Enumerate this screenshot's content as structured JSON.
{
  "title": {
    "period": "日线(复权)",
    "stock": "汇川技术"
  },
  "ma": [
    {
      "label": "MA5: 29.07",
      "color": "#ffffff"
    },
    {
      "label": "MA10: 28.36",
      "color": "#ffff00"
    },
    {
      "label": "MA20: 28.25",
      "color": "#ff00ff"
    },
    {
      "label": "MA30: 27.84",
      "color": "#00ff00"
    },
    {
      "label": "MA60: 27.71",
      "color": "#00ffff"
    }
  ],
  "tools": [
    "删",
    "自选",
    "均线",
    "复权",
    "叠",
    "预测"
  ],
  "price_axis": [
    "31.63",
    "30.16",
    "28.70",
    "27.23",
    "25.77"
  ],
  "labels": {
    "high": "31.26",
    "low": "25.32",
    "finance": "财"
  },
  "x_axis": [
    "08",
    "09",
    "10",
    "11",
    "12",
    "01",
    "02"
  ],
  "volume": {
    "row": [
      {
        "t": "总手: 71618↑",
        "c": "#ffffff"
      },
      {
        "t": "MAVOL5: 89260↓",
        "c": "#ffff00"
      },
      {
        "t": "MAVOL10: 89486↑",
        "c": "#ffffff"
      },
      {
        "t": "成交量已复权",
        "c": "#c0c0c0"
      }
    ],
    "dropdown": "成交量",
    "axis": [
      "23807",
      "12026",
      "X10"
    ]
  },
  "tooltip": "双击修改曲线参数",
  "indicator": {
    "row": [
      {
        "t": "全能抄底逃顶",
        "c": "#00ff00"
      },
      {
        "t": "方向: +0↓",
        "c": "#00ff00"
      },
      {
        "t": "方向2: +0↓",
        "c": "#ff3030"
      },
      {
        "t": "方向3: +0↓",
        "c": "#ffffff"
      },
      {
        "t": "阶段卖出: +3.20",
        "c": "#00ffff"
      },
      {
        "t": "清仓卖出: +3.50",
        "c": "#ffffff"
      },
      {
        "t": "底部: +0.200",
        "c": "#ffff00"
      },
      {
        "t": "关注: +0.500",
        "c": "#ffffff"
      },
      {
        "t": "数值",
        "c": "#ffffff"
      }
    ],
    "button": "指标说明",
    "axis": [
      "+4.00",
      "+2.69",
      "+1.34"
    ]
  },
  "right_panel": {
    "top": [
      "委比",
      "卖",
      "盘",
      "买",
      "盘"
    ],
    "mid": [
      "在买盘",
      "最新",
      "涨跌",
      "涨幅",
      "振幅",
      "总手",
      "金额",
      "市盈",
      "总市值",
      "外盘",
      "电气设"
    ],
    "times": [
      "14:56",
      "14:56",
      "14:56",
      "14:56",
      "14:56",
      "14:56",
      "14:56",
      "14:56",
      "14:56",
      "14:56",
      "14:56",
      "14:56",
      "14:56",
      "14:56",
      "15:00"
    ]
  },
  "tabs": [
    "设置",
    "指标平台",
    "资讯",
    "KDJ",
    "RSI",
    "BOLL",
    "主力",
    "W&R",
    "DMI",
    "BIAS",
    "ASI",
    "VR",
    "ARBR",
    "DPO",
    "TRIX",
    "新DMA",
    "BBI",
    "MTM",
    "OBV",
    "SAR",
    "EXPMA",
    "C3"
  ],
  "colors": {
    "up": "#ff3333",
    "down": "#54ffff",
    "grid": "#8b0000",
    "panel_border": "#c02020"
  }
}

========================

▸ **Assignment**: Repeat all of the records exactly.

▸ **Written reply**:
Enumerate this screenshot's content as structured JSON.
{
  "title": {
    "period": "日线(复权)",
    "stock": "汇川技术"
  },
  "ma": [
    {
      "label": "MA5: 29.07",
      "color": "#ffffff"
    },
    {
      "label": "MA10: 28.36",
      "color": "#ffff00"
    },
    {
      "label": "MA20: 28.25",
      "color": "#ff00ff"
    },
    {
      "label": "MA30: 27.84",
      "color": "#00ff00"
    },
    {
      "label": "MA60: 27.71",
      "color": "#00ffff"
    }
  ],
  "tools": [
    "删",
    "自选",
    "均线",
    "复权",
    "叠",
    "预测"
  ],
  "price_axis": [
    "31.63",
    "30.16",
    "28.70",
    "27.23",
    "25.77"
  ],
  "labels": {
    "high": "31.26",
    "low": "25.32",
    "finance": "财"
  },
  "x_axis": [
    "08",
    "09",
    "10",
    "11",
    "12",
    "01",
    "02"
  ],
  "volume": {
    "row": [
      {
        "t": "总手: 71618↑",
        "c": "#ffffff"
      },
      {
        "t": "MAVOL5: 89260↓",
        "c": "#ffff00"
      },
      {
        "t": "MAVOL10: 89486↑",
        "c": "#ffffff"
      },
      {
        "t": "成交量已复权",
        "c": "#c0c0c0"
      }
    ],
    "dropdown": "成交量",
    "axis": [
      "23807",
      "12026",
      "X10"
    ]
  },
  "tooltip": "双击修改曲线参数",
  "indicator": {
    "row": [
      {
        "t": "全能抄底逃顶",
        "c": "#00ff00"
      },
      {
        "t": "方向: +0↓",
        "c": "#00ff00"
      },
      {
        "t": "方向2: +0↓",
        "c": "#ff3030"
      },
      {
        "t": "方向3: +0↓",
        "c": "#ffffff"
      },
      {
        "t": "阶段卖出: +3.20",
        "c": "#00ffff"
      },
      {
        "t": "清仓卖出: +3.50",
        "c": "#ffffff"
      },
      {
        "t": "底部: +0.200",
        "c": "#ffff00"
      },
      {
        "t": "关注: +0.500",
        "c": "#ffffff"
      },
      {
        "t": "数值",
        "c": "#ffffff"
      }
    ],
    "button": "指标说明",
    "axis": [
      "+4.00",
      "+2.69",
      "+1.34"
    ]
  },
  "right_panel": {
    "top": [
      "委比",
      "卖",
      "盘",
      "买",
      "盘"
    ],
    "mid": [
      "在买盘",
      "最新",
      "涨跌",
      "涨幅",
      "振幅",
      "总手",
      "金额",
      "市盈",
      "总市值",
      "外盘",
      "电气设"
    ],
    "times": [
      "14:56",
      "14:56",
      "14:56",
      "14:56",
      "14:56",
      "14:56",
      "14:56",
      "14:56",
      "14:56",
      "14:56",
      "14:56",
      "14:56",
      "14:56",
      "14:56",
      "15:00"
    ]
  },
  "tabs": [
    "设置",
    "指标平台",
    "资讯",
    "KDJ",
    "RSI",
    "BOLL",
    "主力",
    "W&R",
    "DMI",
    "BIAS",
    "ASI",
    "VR",
    "ARBR",
    "DPO",
    "TRIX",
    "新DMA",
    "BBI",
    "MTM",
    "OBV",
    "SAR",
    "EXPMA",
    "C3"
  ],
  "colors": {
    "up": "#ff3333",
    "down": "#54ffff",
    "grid": "#8b0000",
    "panel_border": "#c02020"
  }
}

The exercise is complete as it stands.